RESEARCH & DATA

This page catalogs current research applicable to addressing the need for safe, healthy, and affordable
housing for people with developmental disabilities.

 
 

California’s Housing Emergency: State Leaders Must Immediately Reinvest in Affordable Homes

CHPC’s 2018 Statewide Housing Need Report takes a look at the correlation between the state’s disinvestment in affordable homes and the rise of homelessness statewide. It also highlights inequities in state spending on homeowners vs renters as well as the ever-growing burden low-income people face under high housing costs. 

 

DD System Overview, March 2018

Association of Regional Center Agencies (ARCA) had drafted the attached paper meant to be a brief overview of our service system.

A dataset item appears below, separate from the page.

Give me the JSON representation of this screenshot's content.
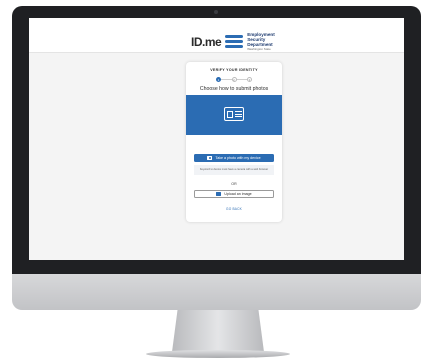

This document provides a summary of how the system supports the over 300,000 Californians with developmental disabilities to live, study, work, and engage in community life, supported by a partnership between independent non-profit “regional centers” and the local businesses that serve them. 

 

Sequestering Savings From the Closure of Developmental Centers, January 2018

The Supplemental Report of the 2017‑18 Budget Act requires the Legislative Analyst’s Office to analyze a proposal about sequestering potential savings from the closure of Developmental Centers (DCs) and keeping the savings in the Department of Developmental Services (DDS) community services system. This report addresses that requirement. In this report, we discuss the two main potential sources of savings—(1) net operational savings and (2) increased revenues from the sale or leasing of DC properties.

 

Priced Out, December 2017

The Priced Out report, co-authored by TAC and the Consortium for Citizens with Disabilities Housing Task Force, documents the nationwide housing affordability crisis experienced by people with disabilities. In 2016, millions of adults with disabilities living solely on Supplemental Security Income (SSI) found that renting even a modest unit in their community would require nearly all of their monthly income. In hundreds of higher-cost housing markets, the average rent for such basic units is actually much greater than the entirety of an SSI monthly payment.

 

Los Angeles County Renters in Crisis, May 2017

SCANPH and California Housing Partnership Corporation have released detailed reports describing the affordable housing crisis facing lower-income renters in five Southern California counties: Los Angeles, Riverside, San Bernardino, Orange, and San Diego. SCANPH contributed on the policy recommendations outlined in the reports.

 

Out of Reach, February 2017

Out of Reach documents the gap between renters’ wages and the cost of rental housing. The report’s Housing Wage is the hourly wage a full-time worker must earn to afford a modest rental home without spending more than 30% of his or her income on housing costs. It is based on HUD’s Fair Market Rent (FMR), which is an estimate of what a family moving today can expect to pay for a modest rental home in the area.